Find the word "color" in the data, then copy each line where it is found.

═══ ENTRIES SHOWN

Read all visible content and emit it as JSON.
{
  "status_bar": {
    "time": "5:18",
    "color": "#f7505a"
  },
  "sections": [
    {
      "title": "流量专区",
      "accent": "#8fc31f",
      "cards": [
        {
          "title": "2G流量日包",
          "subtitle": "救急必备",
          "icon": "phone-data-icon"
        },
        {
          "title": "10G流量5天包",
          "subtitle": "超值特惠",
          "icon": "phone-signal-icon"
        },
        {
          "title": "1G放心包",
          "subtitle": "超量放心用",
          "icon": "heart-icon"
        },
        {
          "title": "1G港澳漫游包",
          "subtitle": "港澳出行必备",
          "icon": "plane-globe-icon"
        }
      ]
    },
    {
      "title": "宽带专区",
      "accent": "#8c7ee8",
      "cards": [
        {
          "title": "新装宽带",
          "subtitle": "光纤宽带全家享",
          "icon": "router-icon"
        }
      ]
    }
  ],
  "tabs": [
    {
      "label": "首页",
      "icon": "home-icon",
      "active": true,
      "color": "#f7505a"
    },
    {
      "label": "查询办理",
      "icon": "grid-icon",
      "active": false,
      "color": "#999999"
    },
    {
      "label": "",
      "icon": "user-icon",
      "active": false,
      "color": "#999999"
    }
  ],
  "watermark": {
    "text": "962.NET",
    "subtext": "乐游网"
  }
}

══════

→ FINISHED TASK
    "color": "#f7505a"
      "color": "#f7505a"
      "color": "#999999"
      "color": "#999999"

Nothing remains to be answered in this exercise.